■ **WHAT THE TASK REQUIRES**
An exact restatement of the entire listing is needed, excluding all images.

■ **STUDY MATERIAL**
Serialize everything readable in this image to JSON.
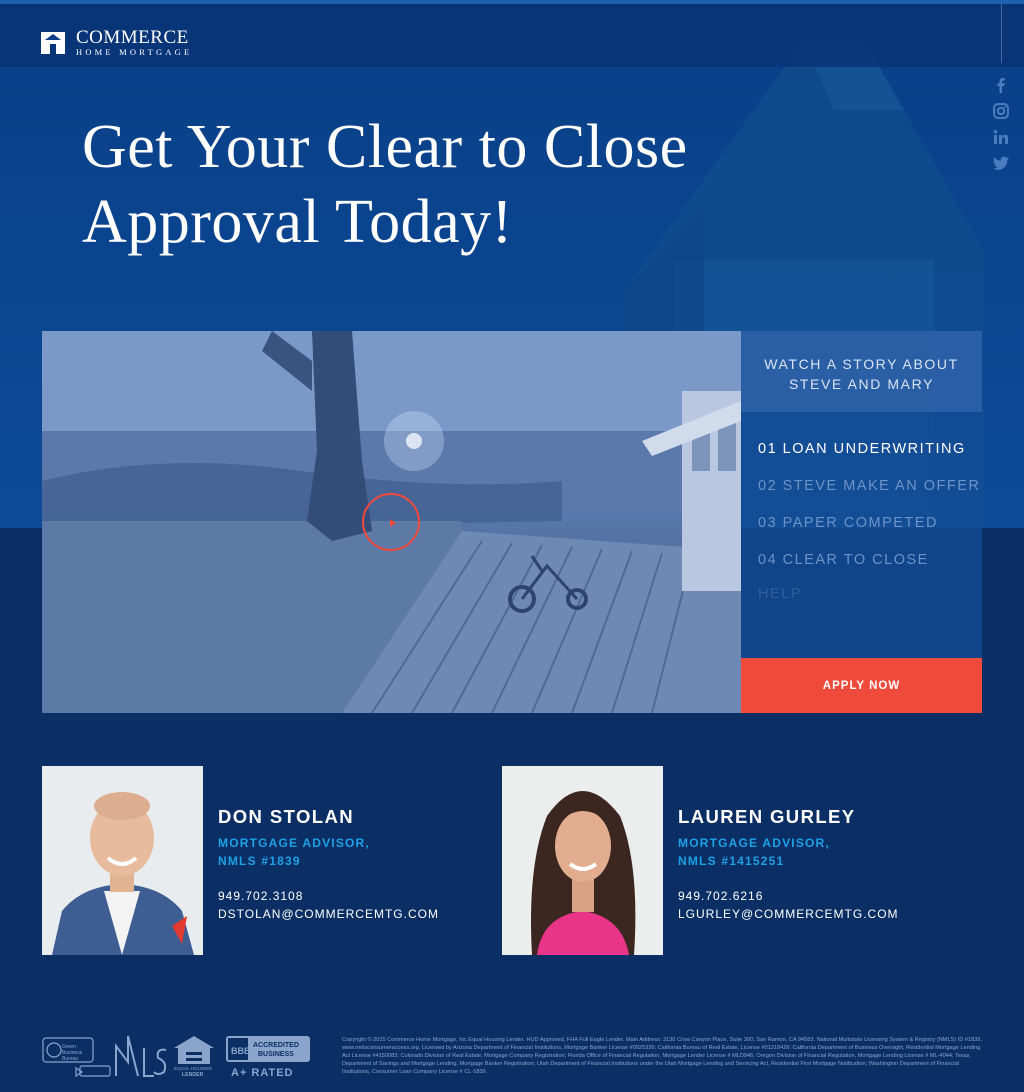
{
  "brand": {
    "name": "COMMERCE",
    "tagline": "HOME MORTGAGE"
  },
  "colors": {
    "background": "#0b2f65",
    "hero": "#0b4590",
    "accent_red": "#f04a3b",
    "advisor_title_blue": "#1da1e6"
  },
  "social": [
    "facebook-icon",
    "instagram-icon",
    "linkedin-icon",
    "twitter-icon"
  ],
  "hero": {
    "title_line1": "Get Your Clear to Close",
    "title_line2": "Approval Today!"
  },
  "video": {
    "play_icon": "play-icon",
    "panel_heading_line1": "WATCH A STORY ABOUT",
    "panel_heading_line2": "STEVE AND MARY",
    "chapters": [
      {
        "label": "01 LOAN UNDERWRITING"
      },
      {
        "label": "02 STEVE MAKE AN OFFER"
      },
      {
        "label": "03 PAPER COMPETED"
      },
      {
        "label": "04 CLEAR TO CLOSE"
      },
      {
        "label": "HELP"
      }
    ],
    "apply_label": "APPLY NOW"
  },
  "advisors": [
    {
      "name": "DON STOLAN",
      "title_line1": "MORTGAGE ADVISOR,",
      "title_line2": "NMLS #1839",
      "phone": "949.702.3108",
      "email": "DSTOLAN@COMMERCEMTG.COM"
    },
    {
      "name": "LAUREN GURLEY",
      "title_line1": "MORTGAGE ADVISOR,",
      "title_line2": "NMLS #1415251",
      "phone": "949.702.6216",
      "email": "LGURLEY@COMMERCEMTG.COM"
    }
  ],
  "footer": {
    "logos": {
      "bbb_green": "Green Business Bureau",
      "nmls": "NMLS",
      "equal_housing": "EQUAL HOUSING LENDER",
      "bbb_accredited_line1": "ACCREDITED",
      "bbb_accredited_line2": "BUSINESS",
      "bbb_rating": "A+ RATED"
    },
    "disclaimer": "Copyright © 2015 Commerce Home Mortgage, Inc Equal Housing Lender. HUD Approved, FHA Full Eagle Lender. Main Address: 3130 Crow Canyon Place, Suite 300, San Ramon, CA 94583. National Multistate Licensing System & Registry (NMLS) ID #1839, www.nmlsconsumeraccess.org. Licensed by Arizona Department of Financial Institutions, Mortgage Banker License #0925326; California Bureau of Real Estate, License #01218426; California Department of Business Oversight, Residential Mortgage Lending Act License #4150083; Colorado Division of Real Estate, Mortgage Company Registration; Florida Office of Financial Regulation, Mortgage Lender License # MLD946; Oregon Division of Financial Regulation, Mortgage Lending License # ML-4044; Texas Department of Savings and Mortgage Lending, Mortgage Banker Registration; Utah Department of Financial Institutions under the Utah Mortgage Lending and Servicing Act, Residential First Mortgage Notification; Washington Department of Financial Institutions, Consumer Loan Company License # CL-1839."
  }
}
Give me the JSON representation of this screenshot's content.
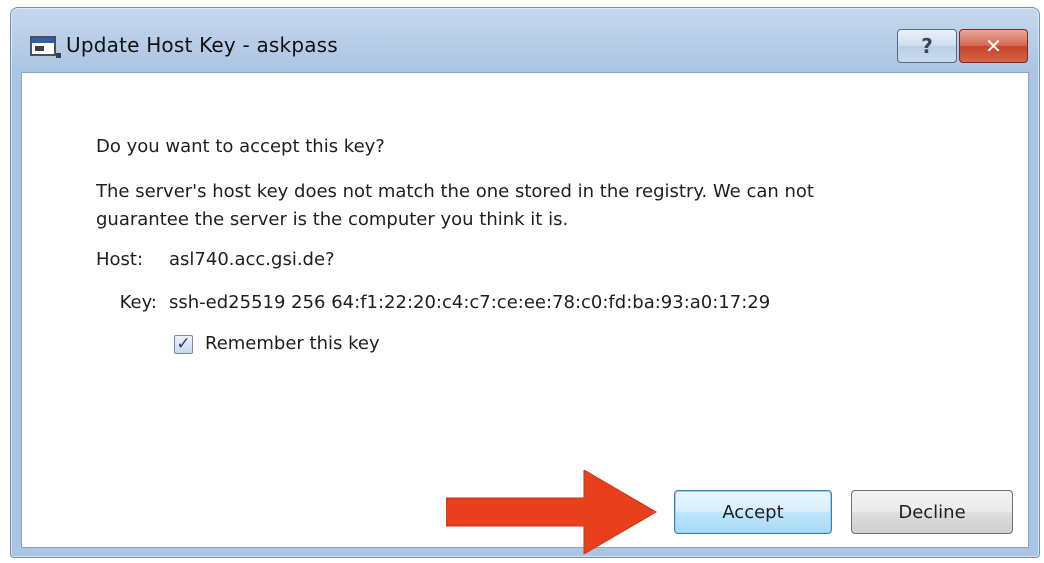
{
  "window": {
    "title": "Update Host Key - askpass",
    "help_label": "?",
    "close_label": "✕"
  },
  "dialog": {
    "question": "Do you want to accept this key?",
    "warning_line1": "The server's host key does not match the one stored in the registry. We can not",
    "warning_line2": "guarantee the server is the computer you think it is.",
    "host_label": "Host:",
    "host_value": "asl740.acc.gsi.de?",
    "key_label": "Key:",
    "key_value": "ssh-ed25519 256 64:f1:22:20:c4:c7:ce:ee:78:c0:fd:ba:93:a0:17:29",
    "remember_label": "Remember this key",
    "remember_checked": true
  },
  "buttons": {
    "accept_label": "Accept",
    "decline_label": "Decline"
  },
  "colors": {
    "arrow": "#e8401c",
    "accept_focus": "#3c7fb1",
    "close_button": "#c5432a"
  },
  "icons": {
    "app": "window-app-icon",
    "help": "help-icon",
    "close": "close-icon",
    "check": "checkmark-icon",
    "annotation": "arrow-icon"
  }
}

■ **SOLUTION FOR THIS PROBLEM**
Serialize everything readable in this image to JSON.
{
  "brand": {
    "name": "COMMERCE",
    "tagline": "HOME MORTGAGE"
  },
  "colors": {
    "background": "#0b2f65",
    "hero": "#0b4590",
    "accent_red": "#f04a3b",
    "advisor_title_blue": "#1da1e6"
  },
  "social": [
    "facebook-icon",
    "instagram-icon",
    "linkedin-icon",
    "twitter-icon"
  ],
  "hero": {
    "title_line1": "Get Your Clear to Close",
    "title_line2": "Approval Today!"
  },
  "video": {
    "play_icon": "play-icon",
    "panel_heading_line1": "WATCH A STORY ABOUT",
    "panel_heading_line2": "STEVE AND MARY",
    "chapters": [
      {
        "label": "01 LOAN UNDERWRITING"
      },
      {
        "label": "02 STEVE MAKE AN OFFER"
      },
      {
        "label": "03 PAPER COMPETED"
      },
      {
        "label": "04 CLEAR TO CLOSE"
      },
      {
        "label": "HELP"
      }
    ],
    "apply_label": "APPLY NOW"
  },
  "advisors": [
    {
      "name": "DON STOLAN",
      "title_line1": "MORTGAGE ADVISOR,",
      "title_line2": "NMLS #1839",
      "phone": "949.702.3108",
      "email": "DSTOLAN@COMMERCEMTG.COM"
    },
    {
      "name": "LAUREN GURLEY",
      "title_line1": "MORTGAGE ADVISOR,",
      "title_line2": "NMLS #1415251",
      "phone": "949.702.6216",
      "email": "LGURLEY@COMMERCEMTG.COM"
    }
  ],
  "footer": {
    "logos": {
      "bbb_green": "Green Business Bureau",
      "nmls": "NMLS",
      "equal_housing": "EQUAL HOUSING LENDER",
      "bbb_accredited_line1": "ACCREDITED",
      "bbb_accredited_line2": "BUSINESS",
      "bbb_rating": "A+ RATED"
    },
    "disclaimer": "Copyright © 2015 Commerce Home Mortgage, Inc Equal Housing Lender. HUD Approved, FHA Full Eagle Lender. Main Address: 3130 Crow Canyon Place, Suite 300, San Ramon, CA 94583. National Multistate Licensing System & Registry (NMLS) ID #1839, www.nmlsconsumeraccess.org. Licensed by Arizona Department of Financial Institutions, Mortgage Banker License #0925326; California Bureau of Real Estate, License #01218426; California Department of Business Oversight, Residential Mortgage Lending Act License #4150083; Colorado Division of Real Estate, Mortgage Company Registration; Florida Office of Financial Regulation, Mortgage Lender License # MLD946; Oregon Division of Financial Regulation, Mortgage Lending License # ML-4044; Texas Department of Savings and Mortgage Lending, Mortgage Banker Registration; Utah Department of Financial Institutions under the Utah Mortgage Lending and Servicing Act, Residential First Mortgage Notification; Washington Department of Financial Institutions, Consumer Loan Company License # CL-1839."
  }
}
Give me the JSON representation of this screenshot's content.
{
  "window": {
    "title": "Update Host Key - askpass",
    "help_label": "?",
    "close_label": "✕"
  },
  "dialog": {
    "question": "Do you want to accept this key?",
    "warning_line1": "The server's host key does not match the one stored in the registry. We can not",
    "warning_line2": "guarantee the server is the computer you think it is.",
    "host_label": "Host:",
    "host_value": "asl740.acc.gsi.de?",
    "key_label": "Key:",
    "key_value": "ssh-ed25519 256 64:f1:22:20:c4:c7:ce:ee:78:c0:fd:ba:93:a0:17:29",
    "remember_label": "Remember this key",
    "remember_checked": true
  },
  "buttons": {
    "accept_label": "Accept",
    "decline_label": "Decline"
  },
  "colors": {
    "arrow": "#e8401c",
    "accept_focus": "#3c7fb1",
    "close_button": "#c5432a"
  },
  "icons": {
    "app": "window-app-icon",
    "help": "help-icon",
    "close": "close-icon",
    "check": "checkmark-icon",
    "annotation": "arrow-icon"
  }
}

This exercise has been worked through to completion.